In his first public statement at home on the Ebola situation, which comes amid rising fears about the deadly disease, the Prime Minister, who has just returned home from a special Caribbean Community (CARICOM) leaders’ summit on the matter, assured that “we have done most of what we had to do.
“Of course, as I told the meeting yesterday [in Trinidad], you can speak academically as long as you like and as much as you like about your state of preparedness [but] preparedness is not a destination, it is a journey. And you only know how prepared you are when you have to deal with the reality,” added Stuart, who was at the time viewing the body of the late Democratic Labour Party stalwart Tennyson Beckles at the party’s George Street headquarters.
The Prime Minister also reported on discussions at the CARICOM level, which ended in agreement on a 10-point regional plan of action. The full plan, including harmonised travel restrictions and coordinated efforts at ports of entry, an intensive public education campaign and a comprehensive resource mobilisation effort, including a possible Stop Ebola There and Here (SETH) Fund, is to be in place by the end of November.
The leaders also agreed to the creation of a Regional Coordinating Mechanism on Ebola (RCME) with the immediate responsibility to develop a comprehensive regional strategy to address Ebola preparedness in collaboration with PAHO/WHO.
“We discussed putting in place a broad-based coordinating unit at the CARICOM level that would necessarily involve, not only the Caribbean Public Health Agency – CARPHA – and not only the various ministries of health and so on, but would involved Cuba,” he said, while noting that Cuba had more medical personnel in West Africa today than all the other countries put together.
Coming out of the talks, which were also attended by Minister of Health John Boyce and Chief Medical Officer Dr Joy St John, the Prime Minister said it was decided that Cuba would not only provided medical expertise, but would also form part of a proposed Regional Rapid Response Team.

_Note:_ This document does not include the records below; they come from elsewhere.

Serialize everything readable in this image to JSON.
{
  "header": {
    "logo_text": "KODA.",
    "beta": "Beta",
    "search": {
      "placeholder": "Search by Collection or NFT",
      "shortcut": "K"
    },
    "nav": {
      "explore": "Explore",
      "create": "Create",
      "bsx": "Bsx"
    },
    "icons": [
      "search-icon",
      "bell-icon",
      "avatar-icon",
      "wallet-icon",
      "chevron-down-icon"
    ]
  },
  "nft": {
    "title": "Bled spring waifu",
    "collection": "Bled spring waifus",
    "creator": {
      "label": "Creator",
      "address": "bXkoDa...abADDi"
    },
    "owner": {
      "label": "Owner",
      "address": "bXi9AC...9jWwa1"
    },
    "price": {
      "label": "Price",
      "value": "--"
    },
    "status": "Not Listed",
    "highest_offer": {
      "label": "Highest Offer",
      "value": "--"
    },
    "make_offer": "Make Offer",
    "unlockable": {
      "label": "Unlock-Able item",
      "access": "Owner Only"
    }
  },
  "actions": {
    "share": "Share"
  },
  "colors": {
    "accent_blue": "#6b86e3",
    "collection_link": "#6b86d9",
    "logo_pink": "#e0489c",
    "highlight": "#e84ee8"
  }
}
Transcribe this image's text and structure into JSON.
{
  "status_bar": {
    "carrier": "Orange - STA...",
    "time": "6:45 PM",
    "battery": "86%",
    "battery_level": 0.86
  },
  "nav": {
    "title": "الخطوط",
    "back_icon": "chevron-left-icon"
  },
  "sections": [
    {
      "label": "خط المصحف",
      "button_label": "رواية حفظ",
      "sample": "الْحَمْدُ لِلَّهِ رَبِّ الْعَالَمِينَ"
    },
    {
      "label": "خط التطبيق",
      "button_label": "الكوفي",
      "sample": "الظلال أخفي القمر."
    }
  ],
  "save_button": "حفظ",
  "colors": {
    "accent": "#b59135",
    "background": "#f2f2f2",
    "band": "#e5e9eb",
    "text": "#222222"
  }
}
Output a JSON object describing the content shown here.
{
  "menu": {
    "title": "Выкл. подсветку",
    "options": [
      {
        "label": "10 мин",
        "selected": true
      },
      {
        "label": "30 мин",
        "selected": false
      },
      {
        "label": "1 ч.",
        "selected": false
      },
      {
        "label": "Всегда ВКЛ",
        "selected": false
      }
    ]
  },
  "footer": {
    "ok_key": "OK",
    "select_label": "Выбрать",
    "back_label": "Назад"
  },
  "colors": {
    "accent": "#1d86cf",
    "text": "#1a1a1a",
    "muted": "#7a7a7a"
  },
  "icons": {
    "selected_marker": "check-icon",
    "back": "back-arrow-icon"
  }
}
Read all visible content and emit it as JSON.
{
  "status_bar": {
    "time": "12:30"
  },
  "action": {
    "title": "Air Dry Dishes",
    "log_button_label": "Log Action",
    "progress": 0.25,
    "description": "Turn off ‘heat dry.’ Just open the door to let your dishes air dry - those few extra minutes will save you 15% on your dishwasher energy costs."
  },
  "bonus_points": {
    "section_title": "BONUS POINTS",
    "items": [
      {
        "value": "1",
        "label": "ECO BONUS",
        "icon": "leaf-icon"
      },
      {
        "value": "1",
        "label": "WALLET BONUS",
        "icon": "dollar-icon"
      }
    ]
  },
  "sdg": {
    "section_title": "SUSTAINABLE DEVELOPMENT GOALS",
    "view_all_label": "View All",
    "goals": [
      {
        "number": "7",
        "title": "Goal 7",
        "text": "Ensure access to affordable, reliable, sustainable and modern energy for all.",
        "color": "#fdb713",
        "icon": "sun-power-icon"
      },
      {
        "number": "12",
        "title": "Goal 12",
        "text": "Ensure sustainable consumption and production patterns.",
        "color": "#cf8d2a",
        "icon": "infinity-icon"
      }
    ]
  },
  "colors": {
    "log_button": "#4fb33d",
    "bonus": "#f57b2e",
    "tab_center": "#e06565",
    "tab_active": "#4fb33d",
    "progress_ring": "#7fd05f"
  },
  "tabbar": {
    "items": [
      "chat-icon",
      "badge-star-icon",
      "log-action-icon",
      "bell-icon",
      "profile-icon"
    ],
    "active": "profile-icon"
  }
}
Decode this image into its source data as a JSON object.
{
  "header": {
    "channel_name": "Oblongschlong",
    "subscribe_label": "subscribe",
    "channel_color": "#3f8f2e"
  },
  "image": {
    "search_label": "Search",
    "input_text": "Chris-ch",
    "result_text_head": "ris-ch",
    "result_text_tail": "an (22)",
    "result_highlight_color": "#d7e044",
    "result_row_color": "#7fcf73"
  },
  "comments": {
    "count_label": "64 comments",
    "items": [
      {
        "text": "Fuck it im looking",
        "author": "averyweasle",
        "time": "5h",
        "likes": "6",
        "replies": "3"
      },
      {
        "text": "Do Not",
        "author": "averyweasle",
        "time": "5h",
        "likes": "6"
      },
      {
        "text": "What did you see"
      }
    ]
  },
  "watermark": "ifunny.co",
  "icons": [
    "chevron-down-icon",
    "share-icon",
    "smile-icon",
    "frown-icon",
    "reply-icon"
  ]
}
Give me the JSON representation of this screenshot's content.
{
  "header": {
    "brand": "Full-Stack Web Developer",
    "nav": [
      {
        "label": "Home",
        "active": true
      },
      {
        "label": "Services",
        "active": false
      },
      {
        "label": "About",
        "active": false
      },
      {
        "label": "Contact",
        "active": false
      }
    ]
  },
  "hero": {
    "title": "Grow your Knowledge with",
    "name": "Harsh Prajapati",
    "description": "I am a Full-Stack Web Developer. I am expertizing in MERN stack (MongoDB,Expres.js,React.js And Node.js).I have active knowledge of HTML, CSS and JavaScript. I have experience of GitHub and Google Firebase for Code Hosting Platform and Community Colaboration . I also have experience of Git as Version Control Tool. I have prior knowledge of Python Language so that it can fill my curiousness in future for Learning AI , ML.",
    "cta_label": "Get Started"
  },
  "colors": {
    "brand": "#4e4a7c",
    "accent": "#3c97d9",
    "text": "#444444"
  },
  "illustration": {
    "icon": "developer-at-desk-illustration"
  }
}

The CARICOM meeting also discussed the issue of financing in response to Ebola.
Stuart disclosed that the Inter-American Development Bank was prepared to commit $7 million in assistance.
He also expressed confidence that other agencies, including the Caribbean Development Bank, would be prepared to “step up to the plate if they have to”, while noting that individual governments would have their own responsibilities in funding the efforts.
However, the response to Ebola was “not just about money”.
“Of course, it is manpower, and that’s where a country like Cuba comes in with vast experience in matters related to health and dealing with health crises and that kind of thing; dealing with emergencies, the whole question of emergency management in matters related to health, Cuba has no equal in this region in that regard.”
The Prime Minister also stated that Barbados would continue discussions and exchanges with its regional partners to ensure that “our populations are safe and that this region’s reputation can be protected”.